Prof Emmanuel André, former spokesman of the federal crisis centre, has supported Belgian citizens since the beginning of the lockdown by informing them daily on the evolution of the pandemic. He is now responsible for organising the tracing to help eradicate the propagation of the pandemic and devotes his energy to the community during this critical phase of unlockdown.
What lessons can we learn from this pandemic?
It is premature to draw all the lessons because the epidemic will last for several more months or even years. However, at present we can see that, despite very efficient health and social security systems, Europe has shown itself to be very vulnerable to this new disease. The old country has probably forgotten the importance of preparing itself for infectious diseases, whereas it has been able to eradicate the epidemics that have marked its history one by one, through hygiene, vaccination, antibiotic therapy, etc…
Europe was very badly affected because it was not sufficiently prepared. “Pandemic” plans are not up to date with the risks, in terms of protection systems and communication of information between countries. The carnival holidays, a time of great migration, were one of the key moments in the start of the epidemic. Better and more fluid information systems and information exchange between countries could probably have made it possible to better assist each other in this preparation.
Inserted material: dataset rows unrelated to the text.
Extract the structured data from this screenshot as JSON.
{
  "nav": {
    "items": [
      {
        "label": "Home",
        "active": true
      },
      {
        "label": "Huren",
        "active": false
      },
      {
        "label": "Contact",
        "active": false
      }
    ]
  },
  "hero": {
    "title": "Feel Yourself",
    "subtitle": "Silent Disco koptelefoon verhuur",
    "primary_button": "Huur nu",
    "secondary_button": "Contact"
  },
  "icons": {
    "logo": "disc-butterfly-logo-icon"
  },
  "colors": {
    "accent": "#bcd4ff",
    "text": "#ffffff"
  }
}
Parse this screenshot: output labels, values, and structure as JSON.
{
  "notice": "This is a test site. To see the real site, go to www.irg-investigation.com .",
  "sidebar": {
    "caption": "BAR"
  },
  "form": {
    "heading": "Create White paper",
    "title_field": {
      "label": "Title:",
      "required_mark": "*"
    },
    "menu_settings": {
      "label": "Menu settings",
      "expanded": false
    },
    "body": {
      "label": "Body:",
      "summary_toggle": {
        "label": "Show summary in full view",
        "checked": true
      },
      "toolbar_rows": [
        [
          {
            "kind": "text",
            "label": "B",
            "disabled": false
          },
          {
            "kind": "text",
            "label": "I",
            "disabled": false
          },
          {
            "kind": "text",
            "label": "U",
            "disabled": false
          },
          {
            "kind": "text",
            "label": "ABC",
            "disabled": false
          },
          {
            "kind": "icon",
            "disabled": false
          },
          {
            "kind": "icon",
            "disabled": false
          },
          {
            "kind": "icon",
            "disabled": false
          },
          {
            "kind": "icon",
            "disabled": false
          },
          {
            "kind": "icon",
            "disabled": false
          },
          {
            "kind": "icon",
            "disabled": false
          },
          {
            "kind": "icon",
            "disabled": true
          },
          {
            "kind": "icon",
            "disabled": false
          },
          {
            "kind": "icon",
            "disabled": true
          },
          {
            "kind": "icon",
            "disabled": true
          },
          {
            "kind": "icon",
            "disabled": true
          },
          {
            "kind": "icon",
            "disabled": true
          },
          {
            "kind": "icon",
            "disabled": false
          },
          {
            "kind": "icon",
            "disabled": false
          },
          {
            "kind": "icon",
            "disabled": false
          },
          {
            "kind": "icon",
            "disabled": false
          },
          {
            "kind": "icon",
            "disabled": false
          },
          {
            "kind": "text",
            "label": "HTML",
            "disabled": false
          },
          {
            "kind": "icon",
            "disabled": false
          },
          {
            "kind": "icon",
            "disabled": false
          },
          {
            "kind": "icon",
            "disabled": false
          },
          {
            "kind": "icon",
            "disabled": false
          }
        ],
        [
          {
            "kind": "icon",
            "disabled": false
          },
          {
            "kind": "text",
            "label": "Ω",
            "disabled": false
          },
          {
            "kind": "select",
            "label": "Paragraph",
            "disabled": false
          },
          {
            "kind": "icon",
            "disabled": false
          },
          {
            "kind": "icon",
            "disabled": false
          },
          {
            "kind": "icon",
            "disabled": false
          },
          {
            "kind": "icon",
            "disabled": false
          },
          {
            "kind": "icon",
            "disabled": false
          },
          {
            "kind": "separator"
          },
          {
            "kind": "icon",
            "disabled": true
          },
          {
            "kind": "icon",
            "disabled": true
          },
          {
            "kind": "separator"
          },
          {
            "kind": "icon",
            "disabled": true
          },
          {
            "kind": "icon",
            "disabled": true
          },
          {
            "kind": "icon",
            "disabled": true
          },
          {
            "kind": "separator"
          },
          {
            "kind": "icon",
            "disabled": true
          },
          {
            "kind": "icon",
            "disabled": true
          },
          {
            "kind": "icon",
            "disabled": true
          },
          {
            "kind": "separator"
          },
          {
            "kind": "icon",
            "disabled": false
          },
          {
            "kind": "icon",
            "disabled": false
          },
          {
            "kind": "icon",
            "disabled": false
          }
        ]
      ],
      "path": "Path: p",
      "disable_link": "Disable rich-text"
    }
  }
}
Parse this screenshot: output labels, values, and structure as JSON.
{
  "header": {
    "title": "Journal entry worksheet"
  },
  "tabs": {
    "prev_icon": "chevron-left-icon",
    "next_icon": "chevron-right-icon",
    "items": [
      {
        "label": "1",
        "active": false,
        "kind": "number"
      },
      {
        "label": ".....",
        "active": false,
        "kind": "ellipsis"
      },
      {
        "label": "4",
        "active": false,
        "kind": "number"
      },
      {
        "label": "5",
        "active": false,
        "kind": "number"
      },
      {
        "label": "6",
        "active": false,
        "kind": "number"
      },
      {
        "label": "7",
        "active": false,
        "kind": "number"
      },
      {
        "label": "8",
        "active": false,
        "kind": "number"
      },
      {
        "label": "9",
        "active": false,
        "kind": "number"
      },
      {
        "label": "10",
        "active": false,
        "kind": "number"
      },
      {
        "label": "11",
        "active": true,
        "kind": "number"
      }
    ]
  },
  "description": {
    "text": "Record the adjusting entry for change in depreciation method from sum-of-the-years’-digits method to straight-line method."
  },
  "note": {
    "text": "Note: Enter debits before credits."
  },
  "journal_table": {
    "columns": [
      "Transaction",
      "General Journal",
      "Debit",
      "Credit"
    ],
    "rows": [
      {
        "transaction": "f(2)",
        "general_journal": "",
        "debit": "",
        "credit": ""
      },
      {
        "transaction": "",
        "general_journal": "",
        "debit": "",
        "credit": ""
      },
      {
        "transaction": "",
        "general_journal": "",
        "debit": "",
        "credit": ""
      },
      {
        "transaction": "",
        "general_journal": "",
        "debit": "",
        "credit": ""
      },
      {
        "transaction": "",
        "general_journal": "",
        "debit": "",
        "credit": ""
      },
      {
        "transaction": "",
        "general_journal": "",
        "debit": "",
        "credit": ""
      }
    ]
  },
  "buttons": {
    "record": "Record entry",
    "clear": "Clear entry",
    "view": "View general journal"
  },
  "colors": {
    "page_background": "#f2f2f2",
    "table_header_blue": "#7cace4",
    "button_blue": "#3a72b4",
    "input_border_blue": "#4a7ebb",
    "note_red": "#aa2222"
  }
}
Without laying the blame on any one country in particular, it is the overall information flow system that will probably need to be improved.
Are you worried about a second wave?
The second wave will probably be much less strong but it will be much longer. As countries open up, with economic and social recovery, the virus will start to circulate again, more slowly and in different circumstances, with the protective measures that everyone knows. If the epidemic were to resume, containment measures would once again be in place. It will be necessary to monitor, to have effective systems for monitoring the epidemic. Communication between European countries will be crucial.
What will be the biggest challenges in the future? What are the expectations at European level?
The biggest challenge at European level will be to reopen borders and to build trust between countries to allow the flow of people. If we see a resurgence of the virus in any one place, then people going or coming from that place will be more exposed than the rest of the population. All European countries must be able to keep the circulation of the virus as low as possible. In order to do this, it is much more effective to act on preventive measures to avoid contamination such as social distancing, wearing masks, hand hygiene, adaptation of infrastructures, office architecture, work spaces, etc. Second, it will be necessary to be able to identify cases of infection and to provide universal access to diagnosis for anyone suspected of being infected, and for all their contacts. It is essential to include every person, foreign workers, homeless people, migrants, etc., in the health system from the outset.
This will make it possible to act very quickly and avoid the emergence of new outbreaks at the national and international level and thus extinguish fires as soon as they are detected. There is therefore a role in coordinating recommendations between countries but also cross-border control systems. Countries were concerned about what was happening intramuros, managing the health emergency on their territories. Today, we are entering a second phase of communication and preparation for the future, particularly in terms of applications that must be interconnectable between countries.
Do you think that vaccination will help to protect the citizens, even though the virus seems to be mutating rapidly?
A virus mutates by definition every time it replicates. This is not something that will prevent the development of a vaccine because it will target the stable and essential parts of the virus, not those that mutate. If the virus mutates on its main functions, it will no longer be viable, it will no longer be able to infect and will disappear on its own.
Belgium was one of the hardest hit countries. Why are there so many deaths in Belgium?
The death surveillance system in Belgium has been one of the most effective compared to other countries. All deaths in hospitals and nursing homes were recorded. We knew from information from China that the elderly were the most vulnerable. This component is starting to be taken into account in other countries, which will reduce the differences, even though Belgium was severely affected.
How long do patients stay in the intensive care units on average?
The length of stay in the intensive care unit varies greatly. It all depends on the severity of the illness and the fragility of the person. It ranges from a few days to several weeks.
As the person in charge for the tracing, could you explain what the tracing refers to exactly? Tracing has also its limits concerning the private life. What is your opinion?
Tracing is a method of accompanying people who have come into contact with an individual diagnosed as Covid-19-positive and are therefore potentially infected. This small high-risk group must be able to receive special support, remain in quarantine for 14 days, obtain answers to their questions and be cared for by their doctor for medical follow-up. Inevitably, this raises questions about privacy. Medicine is by definition people’s private life, but it is covered by medical secrecy. The fundamental principles of balance between health and privacy are inherent in all medical activity.
Should we prepare for other pandemics in the future?
This type of new virus that emerges from the animal world and is accidentally transmitted to humans is a phenomenon that is continually observed. Indeed, we can expect to have new diseases. We do not know when or which virus will arrive. But if we take the family of coronaviruses, between SARS and now Covid-19, we have seen the emergence of 3 viruses in the space of 15 years from the same family. The animal world is a huge reservoir of viruses, some of which may one day be transmitted to humans.